St Clements Common is believed to be the only new common established in England during the 20th century. Given to the people of Rushall and Dickleburgh by a local resident Mrs Daphne Buxton, St Clements consists of three small hedged fields. The first is a wildflower meadow with a track for walkers which leads to the second, larger field where community events – barbecues, carol-singing, even plays and music – are held. To its right, is a small strip of land, known as the Stackyard, which is being left relatively wild but which can be visited and enjoyed.
Please note this site is not a Norfolk Wildlife Trust reserve.
Habitat description from the Wildlife in Common Survey
A site consisting of three small semi-improved, neutral grassland meadows surrounded by tall hedges with mature trees. Ditches with hedges/scrub, some of which are seasonally wet, border the site. Some stretches of the ditches are quite deep. A drainage ditch with scrub crosses the site, west to east.
The most species-rich area of grassland is the northern meadow with a small number of bee orchids (Ophrys apifera
), southern marsh orchids (Dactylorhiza praetermissa
) and pyramidal orchids (Anacamptis pyramidalis

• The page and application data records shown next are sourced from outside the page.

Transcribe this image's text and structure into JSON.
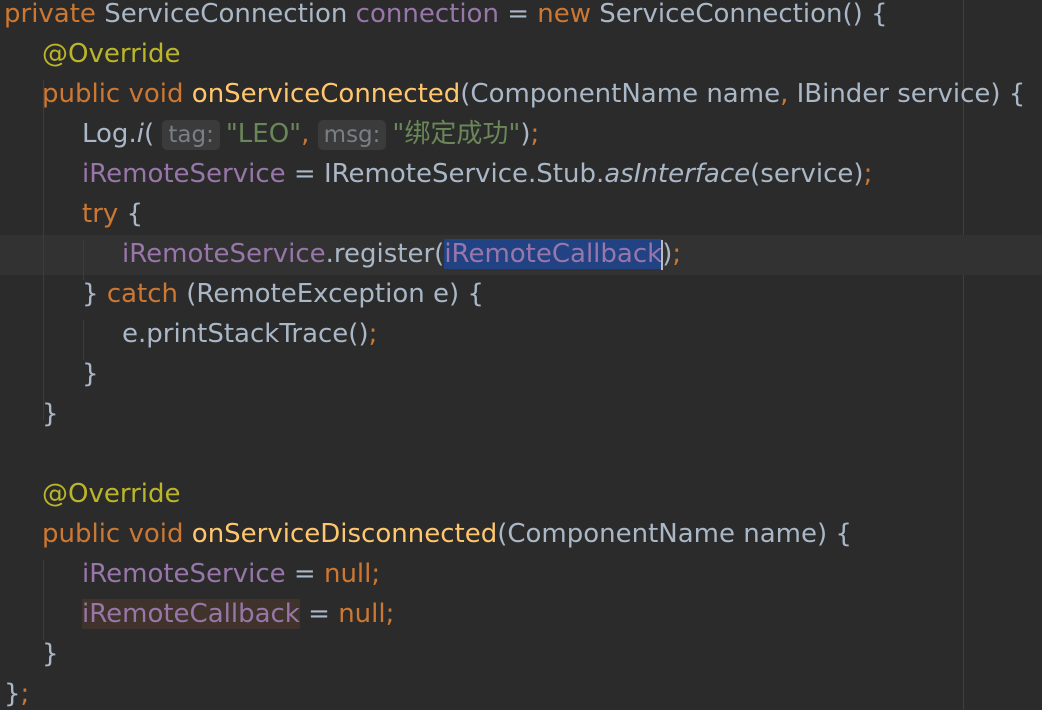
{
  "code": {
    "l1": {
      "kw_private": "private",
      "type": " ServiceConnection ",
      "field": "connection",
      "eq": " = ",
      "kw_new": "new",
      "ctor": " ServiceConnection() {"
    },
    "l2": {
      "ann": "@Override"
    },
    "l3": {
      "kw": "public void ",
      "method": "onServiceConnected",
      "params": "(ComponentName name",
      "comma": ",",
      "params2": " IBinder service) {"
    },
    "l4": {
      "cls": "Log.",
      "m": "i",
      "paren": "(",
      "hint_tag": "tag:",
      "str1": "\"LEO\"",
      "comma": ",",
      "hint_msg": "msg:",
      "str2": "\"绑定成功\"",
      "end": ")",
      "semi": ";"
    },
    "l5": {
      "field": "iRemoteService",
      "eq": " = IRemoteService.Stub.",
      "m": "asInterface",
      "args": "(service)",
      "semi": ";"
    },
    "l6": {
      "kw": "try",
      "brace": " {"
    },
    "l7": {
      "field": "iRemoteService",
      "call": ".register(",
      "arg": "iRemoteCallback",
      "close": ")",
      "semi": ";"
    },
    "l8": {
      "brace": "} ",
      "kw": "catch",
      "rest": " (RemoteException e) {"
    },
    "l9": {
      "stmt": "e.printStackTrace()",
      "semi": ";"
    },
    "l10": {
      "brace": "}"
    },
    "l11": {
      "brace": "}"
    },
    "l13": {
      "ann": "@Override"
    },
    "l14": {
      "kw": "public void ",
      "method": "onServiceDisconnected",
      "params": "(ComponentName name) {"
    },
    "l15": {
      "field": "iRemoteService",
      "eq": " = ",
      "kw": "null",
      "semi": ";"
    },
    "l16": {
      "field": "iRemoteCallback",
      "eq": " = ",
      "kw": "null",
      "semi": ";"
    },
    "l17": {
      "brace": "}"
    },
    "l18": {
      "brace": "}",
      "semi": ";"
    }
  },
  "colors": {
    "background": "#2b2b2b",
    "keyword": "#cc7832",
    "annotation": "#bbb529",
    "field": "#9876aa",
    "method": "#ffc66d",
    "string": "#6a8759",
    "plain": "#a9b7c6",
    "selection": "#214283"
  }
}
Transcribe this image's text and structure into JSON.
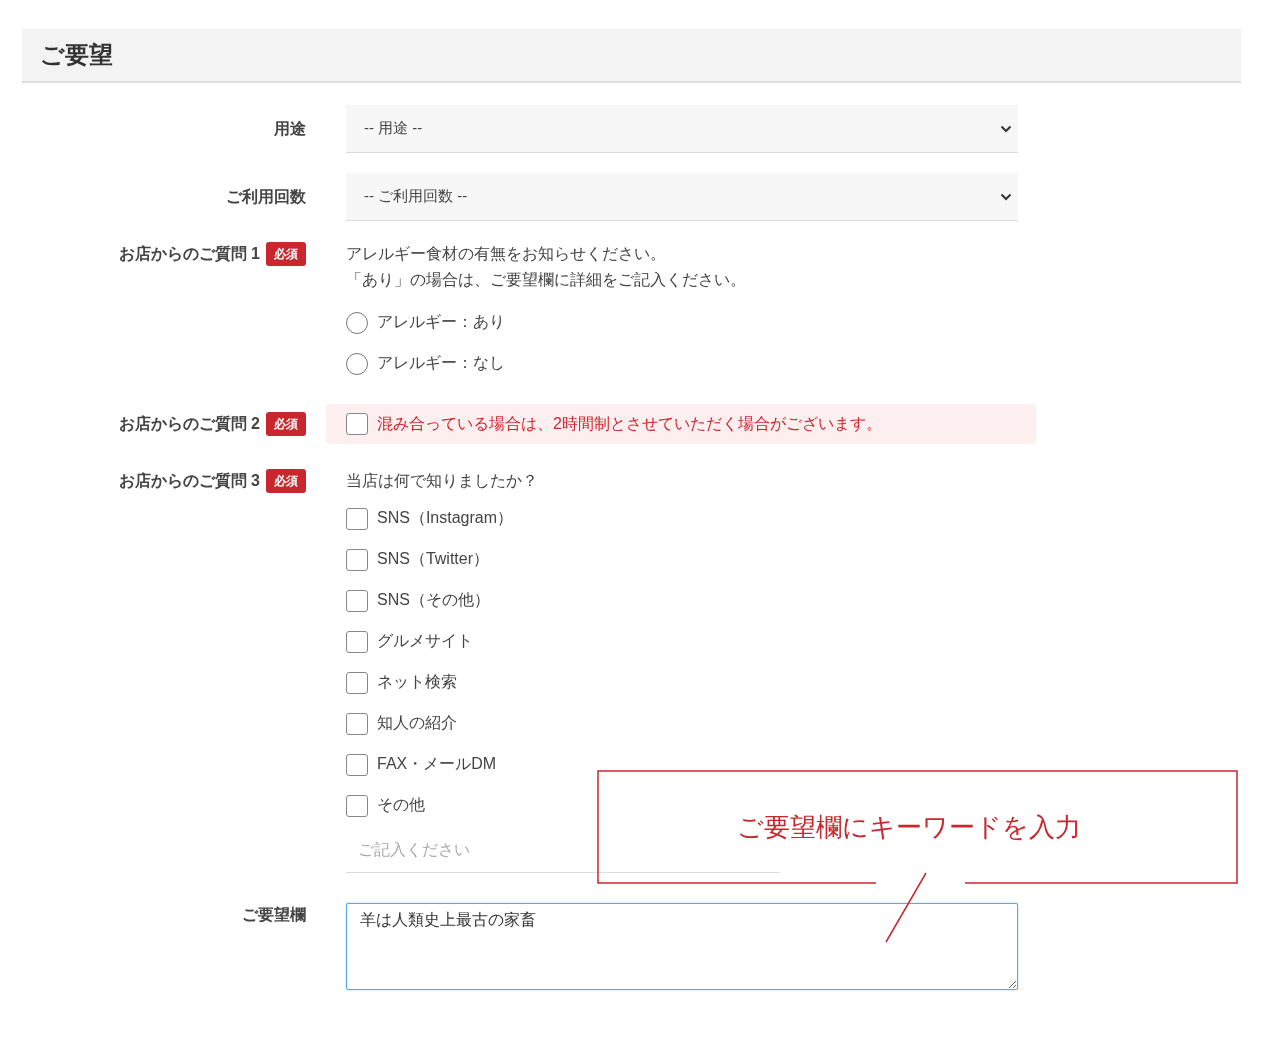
{
  "section": {
    "title": "ご要望"
  },
  "fields": [
    {
      "kind": "select",
      "label": "用途",
      "value": "-- 用途 --"
    },
    {
      "kind": "select",
      "label": "ご利用回数",
      "value": "-- ご利用回数 --"
    },
    {
      "kind": "radio",
      "label": "お店からのご質問 1",
      "required": true,
      "badge": "必須",
      "prompt": [
        "アレルギー食材の有無をお知らせください。",
        "「あり」の場合は、ご要望欄に詳細をご記入ください。"
      ],
      "options": [
        {
          "label": "アレルギー：あり",
          "selected": false
        },
        {
          "label": "アレルギー：なし",
          "selected": false
        }
      ]
    },
    {
      "kind": "notice",
      "label": "お店からのご質問 2",
      "required": true,
      "badge": "必須",
      "options": [
        {
          "label": "混み合っている場合は、2時間制とさせていただく場合がございます。",
          "checked": false
        }
      ]
    },
    {
      "kind": "checkboxes",
      "label": "お店からのご質問 3",
      "required": true,
      "badge": "必須",
      "prompt": [
        "当店は何で知りましたか？"
      ],
      "options": [
        {
          "label": "SNS（Instagram）",
          "checked": false
        },
        {
          "label": "SNS（Twitter）",
          "checked": false
        },
        {
          "label": "SNS（その他）",
          "checked": false
        },
        {
          "label": "グルメサイト",
          "checked": false
        },
        {
          "label": "ネット検索",
          "checked": false
        },
        {
          "label": "知人の紹介",
          "checked": false
        },
        {
          "label": "FAX・メールDM",
          "checked": false
        },
        {
          "label": "その他",
          "checked": false
        }
      ],
      "other_field": {
        "placeholder": "ご記入ください"
      }
    },
    {
      "kind": "textarea",
      "label": "ご要望欄",
      "value": "羊は人類史上最古の家畜",
      "focused": true
    }
  ],
  "callout": {
    "text": "ご要望欄にキーワードを入力"
  }
}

) present – all occurring in a damp area in the north east. Also here is false fox sedge (Carex otrubae
) and cowslip (Primula veris
), as well as coarser grassland species such as creeping thistle (Cirsium arvense
), hogweed (Heracleum sphondylium
) and nettle (Urtica dioica
). There is one pond in the north-east corner with mature trees and scrub surrounding it, and little vegetation present in the pond itself.
The largest meadow is maintained as short, amenity grassland for community activities. The smallest meadow is coarser grassland with, in places, dominating nettle, cocksfoot (Dactylis glomerata
), false oat grass (Arrhenatherum elatius
) and increasing blackthorn (Prunus spinosa
) scrub. A small pond has been shaded out by blackthorn and bramble (Rubus fruticosus agg